As you can see, despite being generic placeholders, these generic types do still serve as a set of constraints for what types can be used. When the code is compiled, any calls to these functions are checked against these constraints and deviations result in compilation failure, which is a good thing.

Many languages provide other tools to place further constraints on what types can be used in lieu of generic types like this as well. Rust has traits, and the latest proposal for adding generics to Go leverages interfaces for this purpose. In most cases, this just adds more compile-time checks, and doesn’t influence the runtime behavior of our code. This allows us to leverage the inherent flexibility of generic programming, but still control what is used to some extent.

Implementation

Of course, syntax is not the whole story when it comes to generic programming. It must be coupled with an underlying implementation that makes it possible. As with many other things, compiled, statically typed language implementations are tasked with translating the original intent we as developers convey with this syntax, into something that can execute safely and quickly. The process of monomorphization is how many languages are able to make this guarantee.

“Monomorphization” is a relatively modern term, but “reification” has also been used for decades. Regardless, as it pertains to generic programming, this is the automated expansion of generic terms into as many concrete terms as are needed at compile-time. This allows us to use generic, abstract terms during development, but the final compiled program has all of the stability and speed as if we’d used concrete types in the first place.

The process is actually quite simple. Imagine our previous pseudocode example:

function foobar(x: T, y: U) U

Let’s say in the rest of our code, we call this function two different times:

a = foobar(1, 3.2)
b = foobar(5.4, 99)

The compiler will “monomorphize” our generic function into two separate functions that match the types we specified when invoking these functions:

function foobar_int32_float32(x: int32, y: float32) float32
function foobar_float32_int32(x: float32, y: int32) int32

Remember the Go example from earlier in this post? This is basically what monomorphization gets us. Here, we get to experience the flexibility of being able to use generic terms, as we did in Python, but rather than moving the consequences of that flexibility to runtime, the compiler automatically renders out concrete versions of them. The final compiled program contains no generic terms at all, and retains all of the benefits of speed and stability that this brings.

The Sweet Spot

The process of monomorphization does result in slightly larger binaries as well as longer compile times (since the compiler is essentially copying/pasting code for you under the hood, which takes space and time to do). Both of these are true, and should be taken into account. However, in my opinion, there’s a more important consideration and that has to do with developer productivity.

Generic programming is itself a developer productivity tool. However, so is Red Bull, and it turns out that too much of either can have the opposite effect than intended. Similarly, generic programming isn’t something you should reach for at every opportunity.
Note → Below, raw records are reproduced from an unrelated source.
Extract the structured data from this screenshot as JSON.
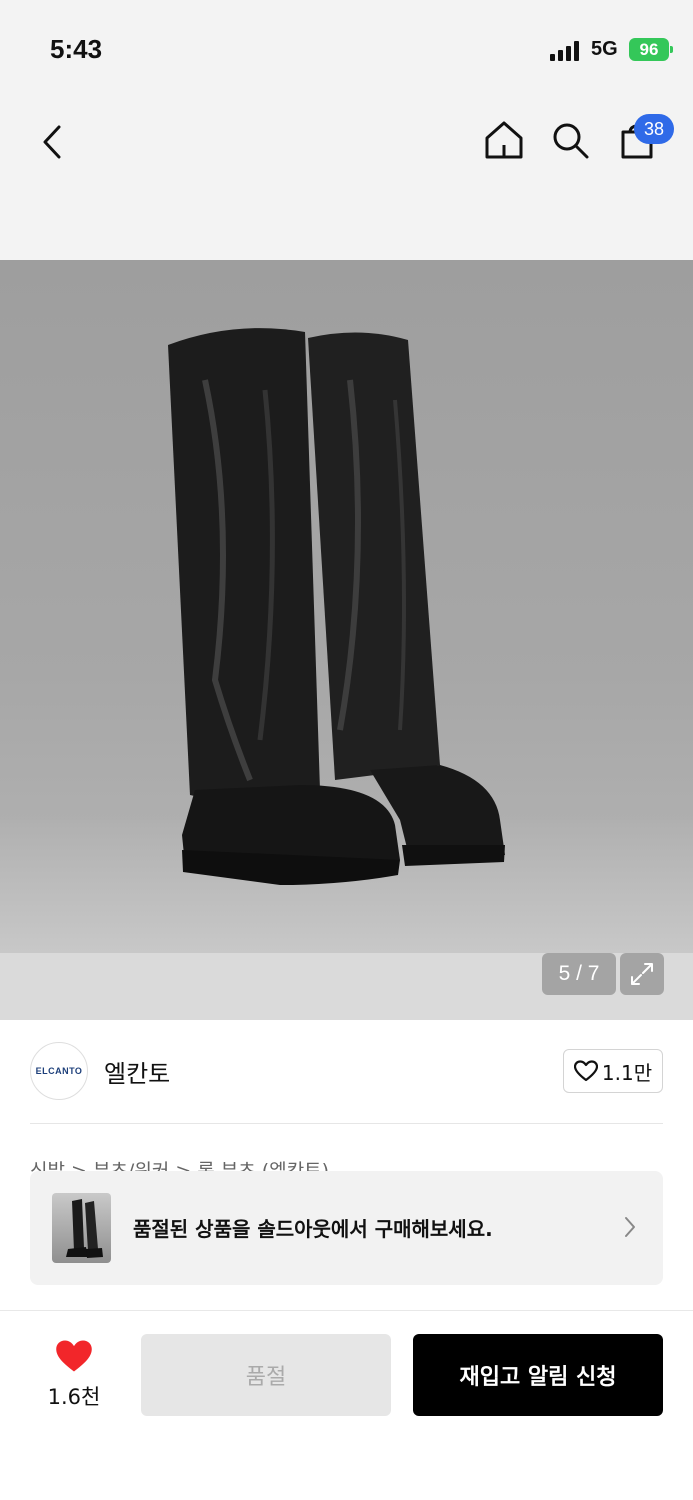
{
  "status": {
    "time": "5:43",
    "network": "5G",
    "battery": "96"
  },
  "nav": {
    "cart_count": "38"
  },
  "gallery": {
    "counter": "5 / 7"
  },
  "brand": {
    "logo_text": "ELCANTO",
    "name": "엘칸토",
    "likes": "1.1만"
  },
  "breadcrumb": {
    "text": "신발 > 부츠/워커 > 롱 부츠 (엘칸토)"
  },
  "soldout_banner": {
    "text": "품절된 상품을 솔드아웃에서 구매해보세요."
  },
  "bottom": {
    "heart_count": "1.6천",
    "soldout_label": "품절",
    "restock_label": "재입고 알림 신청"
  },
  "colors": {
    "accent_blue": "#2f6ae8",
    "battery_green": "#34c759",
    "heart_red": "#f2262a"
  }
}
It can definitely have the byproduct of making code harder to understand, especially if what it is trying to abstract is relatively simple.

However, generic programming can really help when:
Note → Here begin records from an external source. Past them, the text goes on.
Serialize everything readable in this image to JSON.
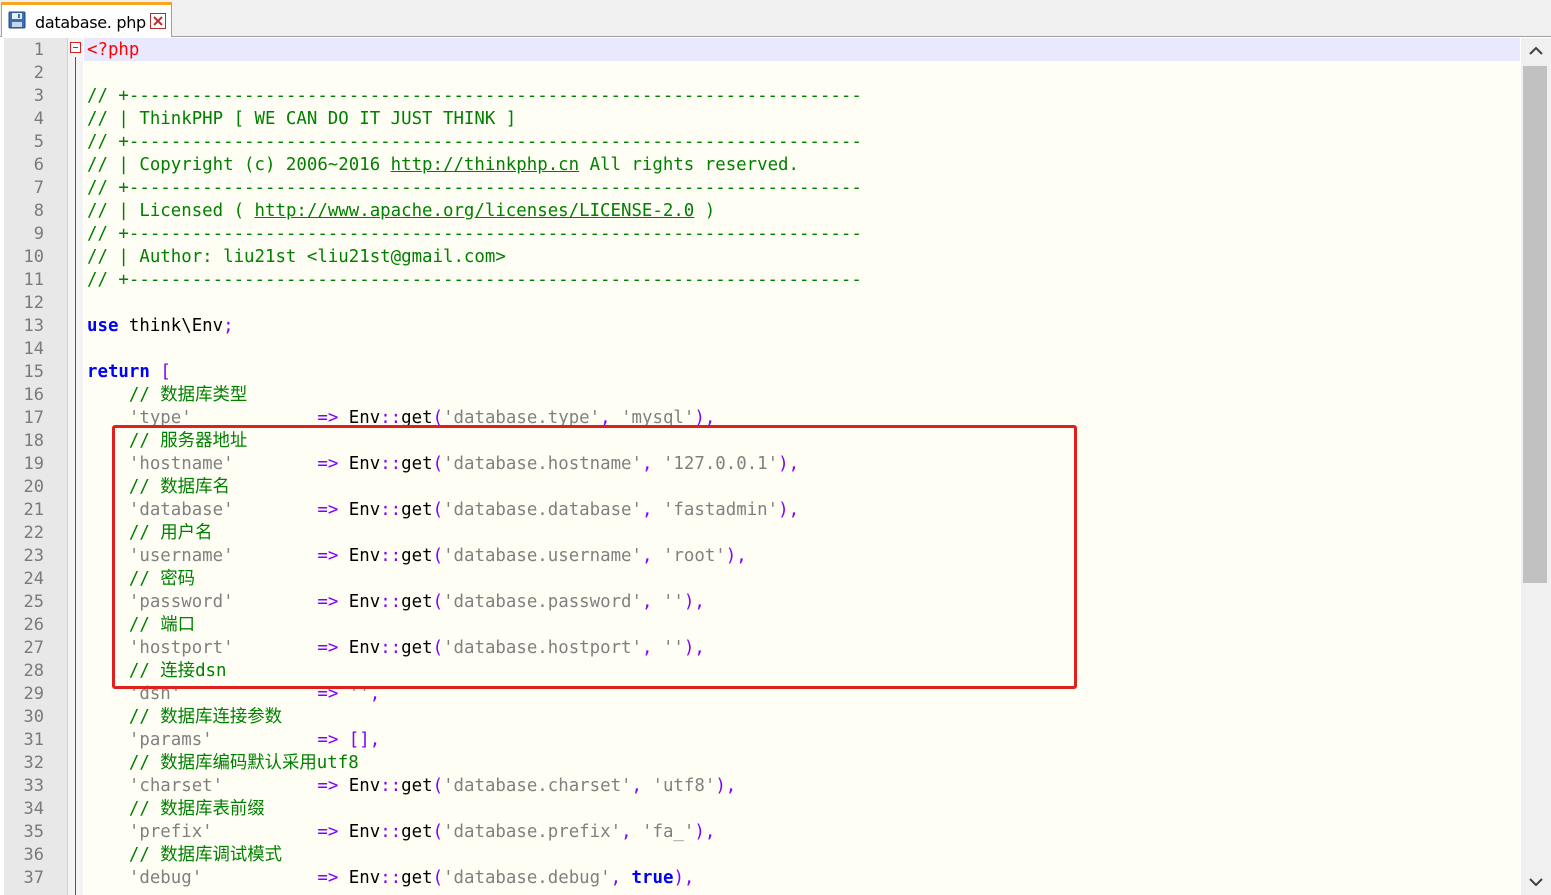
{
  "tab": {
    "filename": "database. php",
    "icon": "save-disk-icon",
    "close_icon": "close-icon"
  },
  "editor": {
    "lines": [
      {
        "n": "1",
        "segs": [
          {
            "t": "<?php",
            "c": "tg"
          }
        ]
      },
      {
        "n": "2",
        "segs": []
      },
      {
        "n": "3",
        "segs": [
          {
            "t": "// +----------------------------------------------------------------------",
            "c": "cm"
          }
        ]
      },
      {
        "n": "4",
        "segs": [
          {
            "t": "// | ThinkPHP [ WE CAN DO IT JUST THINK ]",
            "c": "cm"
          }
        ]
      },
      {
        "n": "5",
        "segs": [
          {
            "t": "// +----------------------------------------------------------------------",
            "c": "cm"
          }
        ]
      },
      {
        "n": "6",
        "segs": [
          {
            "t": "// | Copyright (c) 2006~2016 ",
            "c": "cm"
          },
          {
            "t": "http://thinkphp.cn",
            "c": "url"
          },
          {
            "t": " All rights reserved.",
            "c": "cm"
          }
        ]
      },
      {
        "n": "7",
        "segs": [
          {
            "t": "// +----------------------------------------------------------------------",
            "c": "cm"
          }
        ]
      },
      {
        "n": "8",
        "segs": [
          {
            "t": "// | Licensed ( ",
            "c": "cm"
          },
          {
            "t": "http://www.apache.org/licenses/LICENSE-2.0",
            "c": "url"
          },
          {
            "t": " )",
            "c": "cm"
          }
        ]
      },
      {
        "n": "9",
        "segs": [
          {
            "t": "// +----------------------------------------------------------------------",
            "c": "cm"
          }
        ]
      },
      {
        "n": "10",
        "segs": [
          {
            "t": "// | Author: liu21st <liu21st@gmail.com>",
            "c": "cm"
          }
        ]
      },
      {
        "n": "11",
        "segs": [
          {
            "t": "// +----------------------------------------------------------------------",
            "c": "cm"
          }
        ]
      },
      {
        "n": "12",
        "segs": []
      },
      {
        "n": "13",
        "segs": [
          {
            "t": "use",
            "c": "kw"
          },
          {
            "t": " think\\Env"
          },
          {
            "t": ";",
            "c": "op"
          }
        ]
      },
      {
        "n": "14",
        "segs": []
      },
      {
        "n": "15",
        "segs": [
          {
            "t": "return",
            "c": "kw"
          },
          {
            "t": " "
          },
          {
            "t": "[",
            "c": "op"
          }
        ]
      },
      {
        "n": "16",
        "segs": [
          {
            "t": "    // 数据库类型",
            "c": "cm"
          }
        ]
      },
      {
        "n": "17",
        "segs": [
          {
            "t": "    "
          },
          {
            "t": "'type'",
            "c": "st"
          },
          {
            "t": "            "
          },
          {
            "t": "=>",
            "c": "op"
          },
          {
            "t": " Env"
          },
          {
            "t": "::",
            "c": "op"
          },
          {
            "t": "get"
          },
          {
            "t": "(",
            "c": "op"
          },
          {
            "t": "'database.type'",
            "c": "st"
          },
          {
            "t": ", ",
            "c": "op"
          },
          {
            "t": "'mysql'",
            "c": "st"
          },
          {
            "t": "),",
            "c": "op"
          }
        ]
      },
      {
        "n": "18",
        "segs": [
          {
            "t": "    // 服务器地址",
            "c": "cm"
          }
        ]
      },
      {
        "n": "19",
        "segs": [
          {
            "t": "    "
          },
          {
            "t": "'hostname'",
            "c": "st"
          },
          {
            "t": "        "
          },
          {
            "t": "=>",
            "c": "op"
          },
          {
            "t": " Env"
          },
          {
            "t": "::",
            "c": "op"
          },
          {
            "t": "get"
          },
          {
            "t": "(",
            "c": "op"
          },
          {
            "t": "'database.hostname'",
            "c": "st"
          },
          {
            "t": ", ",
            "c": "op"
          },
          {
            "t": "'127.0.0.1'",
            "c": "st"
          },
          {
            "t": "),",
            "c": "op"
          }
        ]
      },
      {
        "n": "20",
        "segs": [
          {
            "t": "    // 数据库名",
            "c": "cm"
          }
        ]
      },
      {
        "n": "21",
        "segs": [
          {
            "t": "    "
          },
          {
            "t": "'database'",
            "c": "st"
          },
          {
            "t": "        "
          },
          {
            "t": "=>",
            "c": "op"
          },
          {
            "t": " Env"
          },
          {
            "t": "::",
            "c": "op"
          },
          {
            "t": "get"
          },
          {
            "t": "(",
            "c": "op"
          },
          {
            "t": "'database.database'",
            "c": "st"
          },
          {
            "t": ", ",
            "c": "op"
          },
          {
            "t": "'fastadmin'",
            "c": "st"
          },
          {
            "t": "),",
            "c": "op"
          }
        ]
      },
      {
        "n": "22",
        "segs": [
          {
            "t": "    // 用户名",
            "c": "cm"
          }
        ]
      },
      {
        "n": "23",
        "segs": [
          {
            "t": "    "
          },
          {
            "t": "'username'",
            "c": "st"
          },
          {
            "t": "        "
          },
          {
            "t": "=>",
            "c": "op"
          },
          {
            "t": " Env"
          },
          {
            "t": "::",
            "c": "op"
          },
          {
            "t": "get"
          },
          {
            "t": "(",
            "c": "op"
          },
          {
            "t": "'database.username'",
            "c": "st"
          },
          {
            "t": ", ",
            "c": "op"
          },
          {
            "t": "'root'",
            "c": "st"
          },
          {
            "t": "),",
            "c": "op"
          }
        ]
      },
      {
        "n": "24",
        "segs": [
          {
            "t": "    // 密码",
            "c": "cm"
          }
        ]
      },
      {
        "n": "25",
        "segs": [
          {
            "t": "    "
          },
          {
            "t": "'password'",
            "c": "st"
          },
          {
            "t": "        "
          },
          {
            "t": "=>",
            "c": "op"
          },
          {
            "t": " Env"
          },
          {
            "t": "::",
            "c": "op"
          },
          {
            "t": "get"
          },
          {
            "t": "(",
            "c": "op"
          },
          {
            "t": "'database.password'",
            "c": "st"
          },
          {
            "t": ", ",
            "c": "op"
          },
          {
            "t": "''",
            "c": "st"
          },
          {
            "t": "),",
            "c": "op"
          }
        ]
      },
      {
        "n": "26",
        "segs": [
          {
            "t": "    // 端口",
            "c": "cm"
          }
        ]
      },
      {
        "n": "27",
        "segs": [
          {
            "t": "    "
          },
          {
            "t": "'hostport'",
            "c": "st"
          },
          {
            "t": "        "
          },
          {
            "t": "=>",
            "c": "op"
          },
          {
            "t": " Env"
          },
          {
            "t": "::",
            "c": "op"
          },
          {
            "t": "get"
          },
          {
            "t": "(",
            "c": "op"
          },
          {
            "t": "'database.hostport'",
            "c": "st"
          },
          {
            "t": ", ",
            "c": "op"
          },
          {
            "t": "''",
            "c": "st"
          },
          {
            "t": "),",
            "c": "op"
          }
        ]
      },
      {
        "n": "28",
        "segs": [
          {
            "t": "    // 连接dsn",
            "c": "cm"
          }
        ]
      },
      {
        "n": "29",
        "segs": [
          {
            "t": "    "
          },
          {
            "t": "'dsn'",
            "c": "st"
          },
          {
            "t": "             "
          },
          {
            "t": "=>",
            "c": "op"
          },
          {
            "t": " "
          },
          {
            "t": "''",
            "c": "st"
          },
          {
            "t": ",",
            "c": "op"
          }
        ]
      },
      {
        "n": "30",
        "segs": [
          {
            "t": "    // 数据库连接参数",
            "c": "cm"
          }
        ]
      },
      {
        "n": "31",
        "segs": [
          {
            "t": "    "
          },
          {
            "t": "'params'",
            "c": "st"
          },
          {
            "t": "          "
          },
          {
            "t": "=>",
            "c": "op"
          },
          {
            "t": " "
          },
          {
            "t": "[],",
            "c": "op"
          }
        ]
      },
      {
        "n": "32",
        "segs": [
          {
            "t": "    // 数据库编码默认采用utf8",
            "c": "cm"
          }
        ]
      },
      {
        "n": "33",
        "segs": [
          {
            "t": "    "
          },
          {
            "t": "'charset'",
            "c": "st"
          },
          {
            "t": "         "
          },
          {
            "t": "=>",
            "c": "op"
          },
          {
            "t": " Env"
          },
          {
            "t": "::",
            "c": "op"
          },
          {
            "t": "get"
          },
          {
            "t": "(",
            "c": "op"
          },
          {
            "t": "'database.charset'",
            "c": "st"
          },
          {
            "t": ", ",
            "c": "op"
          },
          {
            "t": "'utf8'",
            "c": "st"
          },
          {
            "t": "),",
            "c": "op"
          }
        ]
      },
      {
        "n": "34",
        "segs": [
          {
            "t": "    // 数据库表前缀",
            "c": "cm"
          }
        ]
      },
      {
        "n": "35",
        "segs": [
          {
            "t": "    "
          },
          {
            "t": "'prefix'",
            "c": "st"
          },
          {
            "t": "          "
          },
          {
            "t": "=>",
            "c": "op"
          },
          {
            "t": " Env"
          },
          {
            "t": "::",
            "c": "op"
          },
          {
            "t": "get"
          },
          {
            "t": "(",
            "c": "op"
          },
          {
            "t": "'database.prefix'",
            "c": "st"
          },
          {
            "t": ", ",
            "c": "op"
          },
          {
            "t": "'fa_'",
            "c": "st"
          },
          {
            "t": "),",
            "c": "op"
          }
        ]
      },
      {
        "n": "36",
        "segs": [
          {
            "t": "    // 数据库调试模式",
            "c": "cm"
          }
        ]
      },
      {
        "n": "37",
        "segs": [
          {
            "t": "    "
          },
          {
            "t": "'debug'",
            "c": "st"
          },
          {
            "t": "           "
          },
          {
            "t": "=>",
            "c": "op"
          },
          {
            "t": " Env"
          },
          {
            "t": "::",
            "c": "op"
          },
          {
            "t": "get"
          },
          {
            "t": "(",
            "c": "op"
          },
          {
            "t": "'database.debug'",
            "c": "st"
          },
          {
            "t": ", ",
            "c": "op"
          },
          {
            "t": "true",
            "c": "kw"
          },
          {
            "t": "),",
            "c": "op"
          }
        ]
      }
    ]
  },
  "colors": {
    "comment": "#008000",
    "keyword": "#0000ff",
    "string": "#808080",
    "operator": "#8000ff",
    "php_tag": "#ff0000",
    "highlight_box": "#e0201c",
    "tab_accent": "#f6a623",
    "current_line": "#e8e8ff"
  },
  "scrollbar": {
    "up_icon": "scroll-up-arrow-icon",
    "down_icon": "scroll-down-arrow-icon"
  }
}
  • You intentionally don’t want to know the types that will be handled by your code. Again, this is a very valid approach for maintainers of libraries and APIs.
  • A certain piece of functionality is inherently very complex, and maintaining this using concrete types is untenable. For these, generic programming coupled with further constraints like traits or interfaces can help keep things manageable.

That said, principles of iteration and “good is better than perfect” apply here, as they do in most areas of software development. While refactoring your code, consider generic programming’s benefits and drawbacks alongside the idioms and specific implementation your language employs.

That’s it for this post - next, I’ll tackle the use of generic programming specifically in Rust, so stay tuned!